Connecting the Standards for Mathematical Practice to the Standards for Mathematical Content The Standards for Mathematical Practice describe ways in which developing student practitioners of the discipline of mathematics increasingly ought to engage with the subject matter as they grow in mathematical maturity and expertise throughout the elementary, middle and high school years. The Standards for Mathematical Content are a balanced combination of procedure and understanding. Expectations that begin with the word “understand” are often especially good opportunities to connect the practices to the content. Students who lack understanding of a topic may rely on procedures too heavily. In this respect, those content standards which set an expectation of understanding are potential “points of intersection” between the Standards for Mathematical Content and the Standards for Mathematical Practice.

Please click here for the ADA Compliant version of the Math Standards. Please forward this error screen to key.

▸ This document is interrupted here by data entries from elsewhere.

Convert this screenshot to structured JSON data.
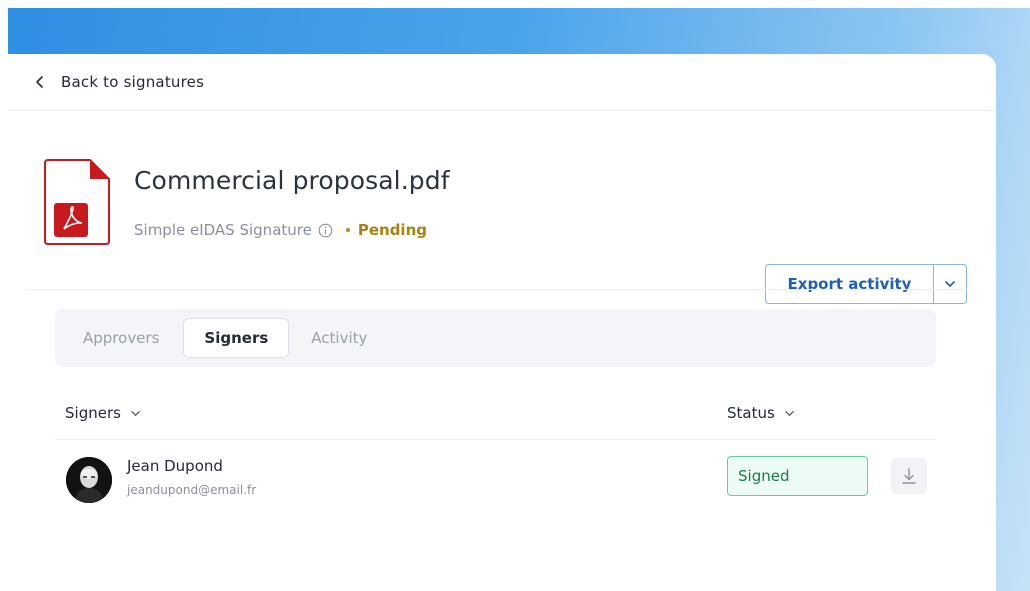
{
  "nav": {
    "back_label": "Back to signatures"
  },
  "document": {
    "title": "Commercial proposal.pdf",
    "signature_type": "Simple eIDAS Signature",
    "status": "Pending"
  },
  "actions": {
    "export_label": "Export activity"
  },
  "tabs": [
    {
      "label": "Approvers",
      "active": false
    },
    {
      "label": "Signers",
      "active": true
    },
    {
      "label": "Activity",
      "active": false
    }
  ],
  "table": {
    "columns": {
      "signers": "Signers",
      "status": "Status"
    },
    "rows": [
      {
        "name": "Jean Dupond",
        "email": "jeandupond@email.fr",
        "status": "Signed"
      }
    ]
  },
  "colors": {
    "accent": "#1f5fb8",
    "pending": "#a9820f",
    "signed_border": "#5fd39a",
    "signed_bg": "#ecfbf3",
    "pdf_red": "#c8191f"
  },
  "icons": {
    "back": "chevron-left-icon",
    "file": "pdf-file-icon",
    "info": "info-icon",
    "dropdown": "chevron-down-icon",
    "download": "download-icon"
  }
}
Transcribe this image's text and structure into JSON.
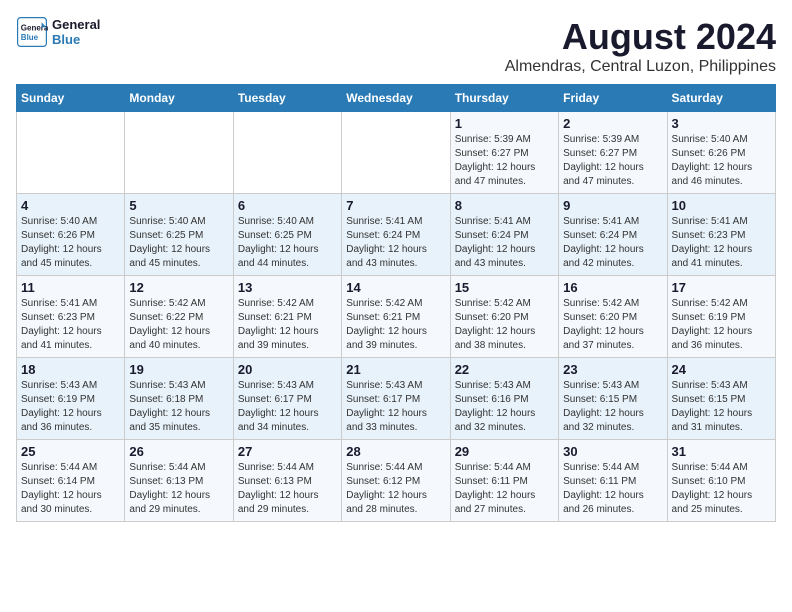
{
  "header": {
    "logo_line1": "General",
    "logo_line2": "Blue",
    "title": "August 2024",
    "subtitle": "Almendras, Central Luzon, Philippines"
  },
  "weekdays": [
    "Sunday",
    "Monday",
    "Tuesday",
    "Wednesday",
    "Thursday",
    "Friday",
    "Saturday"
  ],
  "weeks": [
    [
      {
        "day": "",
        "info": ""
      },
      {
        "day": "",
        "info": ""
      },
      {
        "day": "",
        "info": ""
      },
      {
        "day": "",
        "info": ""
      },
      {
        "day": "1",
        "info": "Sunrise: 5:39 AM\nSunset: 6:27 PM\nDaylight: 12 hours\nand 47 minutes."
      },
      {
        "day": "2",
        "info": "Sunrise: 5:39 AM\nSunset: 6:27 PM\nDaylight: 12 hours\nand 47 minutes."
      },
      {
        "day": "3",
        "info": "Sunrise: 5:40 AM\nSunset: 6:26 PM\nDaylight: 12 hours\nand 46 minutes."
      }
    ],
    [
      {
        "day": "4",
        "info": "Sunrise: 5:40 AM\nSunset: 6:26 PM\nDaylight: 12 hours\nand 45 minutes."
      },
      {
        "day": "5",
        "info": "Sunrise: 5:40 AM\nSunset: 6:25 PM\nDaylight: 12 hours\nand 45 minutes."
      },
      {
        "day": "6",
        "info": "Sunrise: 5:40 AM\nSunset: 6:25 PM\nDaylight: 12 hours\nand 44 minutes."
      },
      {
        "day": "7",
        "info": "Sunrise: 5:41 AM\nSunset: 6:24 PM\nDaylight: 12 hours\nand 43 minutes."
      },
      {
        "day": "8",
        "info": "Sunrise: 5:41 AM\nSunset: 6:24 PM\nDaylight: 12 hours\nand 43 minutes."
      },
      {
        "day": "9",
        "info": "Sunrise: 5:41 AM\nSunset: 6:24 PM\nDaylight: 12 hours\nand 42 minutes."
      },
      {
        "day": "10",
        "info": "Sunrise: 5:41 AM\nSunset: 6:23 PM\nDaylight: 12 hours\nand 41 minutes."
      }
    ],
    [
      {
        "day": "11",
        "info": "Sunrise: 5:41 AM\nSunset: 6:23 PM\nDaylight: 12 hours\nand 41 minutes."
      },
      {
        "day": "12",
        "info": "Sunrise: 5:42 AM\nSunset: 6:22 PM\nDaylight: 12 hours\nand 40 minutes."
      },
      {
        "day": "13",
        "info": "Sunrise: 5:42 AM\nSunset: 6:21 PM\nDaylight: 12 hours\nand 39 minutes."
      },
      {
        "day": "14",
        "info": "Sunrise: 5:42 AM\nSunset: 6:21 PM\nDaylight: 12 hours\nand 39 minutes."
      },
      {
        "day": "15",
        "info": "Sunrise: 5:42 AM\nSunset: 6:20 PM\nDaylight: 12 hours\nand 38 minutes."
      },
      {
        "day": "16",
        "info": "Sunrise: 5:42 AM\nSunset: 6:20 PM\nDaylight: 12 hours\nand 37 minutes."
      },
      {
        "day": "17",
        "info": "Sunrise: 5:42 AM\nSunset: 6:19 PM\nDaylight: 12 hours\nand 36 minutes."
      }
    ],
    [
      {
        "day": "18",
        "info": "Sunrise: 5:43 AM\nSunset: 6:19 PM\nDaylight: 12 hours\nand 36 minutes."
      },
      {
        "day": "19",
        "info": "Sunrise: 5:43 AM\nSunset: 6:18 PM\nDaylight: 12 hours\nand 35 minutes."
      },
      {
        "day": "20",
        "info": "Sunrise: 5:43 AM\nSunset: 6:17 PM\nDaylight: 12 hours\nand 34 minutes."
      },
      {
        "day": "21",
        "info": "Sunrise: 5:43 AM\nSunset: 6:17 PM\nDaylight: 12 hours\nand 33 minutes."
      },
      {
        "day": "22",
        "info": "Sunrise: 5:43 AM\nSunset: 6:16 PM\nDaylight: 12 hours\nand 32 minutes."
      },
      {
        "day": "23",
        "info": "Sunrise: 5:43 AM\nSunset: 6:15 PM\nDaylight: 12 hours\nand 32 minutes."
      },
      {
        "day": "24",
        "info": "Sunrise: 5:43 AM\nSunset: 6:15 PM\nDaylight: 12 hours\nand 31 minutes."
      }
    ],
    [
      {
        "day": "25",
        "info": "Sunrise: 5:44 AM\nSunset: 6:14 PM\nDaylight: 12 hours\nand 30 minutes."
      },
      {
        "day": "26",
        "info": "Sunrise: 5:44 AM\nSunset: 6:13 PM\nDaylight: 12 hours\nand 29 minutes."
      },
      {
        "day": "27",
        "info": "Sunrise: 5:44 AM\nSunset: 6:13 PM\nDaylight: 12 hours\nand 29 minutes."
      },
      {
        "day": "28",
        "info": "Sunrise: 5:44 AM\nSunset: 6:12 PM\nDaylight: 12 hours\nand 28 minutes."
      },
      {
        "day": "29",
        "info": "Sunrise: 5:44 AM\nSunset: 6:11 PM\nDaylight: 12 hours\nand 27 minutes."
      },
      {
        "day": "30",
        "info": "Sunrise: 5:44 AM\nSunset: 6:11 PM\nDaylight: 12 hours\nand 26 minutes."
      },
      {
        "day": "31",
        "info": "Sunrise: 5:44 AM\nSunset: 6:10 PM\nDaylight: 12 hours\nand 25 minutes."
      }
    ]
  ]
}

Enter the characters you see below Sorry, we just need to make sure you’re not a robot. Pattern Problems: visual patterns that require students to draw what comes next. Teachers should ask students to explain how they know what comes next to develop students’ ability to explain their thinking. Animal Problems ask students to solve problems about pets and animals. Largest Sum challenges students to arrange given digits to produce the largest sum.

Smallest Sum challenges students to arrange given digits to produce the smallest sum. Pattern Block Fraction Design requires students to fill a shape with pattern blocks to create a design that meets certain requirements. Students must also write a fraction that describes the part of the total design represented by each different color pattern block. Bake Sale requires students to work backward to solve the problem. Monkey Business also requires students to work backward to figure out how many coconuts there were before each monkey ate one and took a third of what was left. Investigating Exponents challenges students to identify the different patterns found in the units digits of numbers raised to different powers. MATH TV: Problem Solving Videos are designed for middle school students.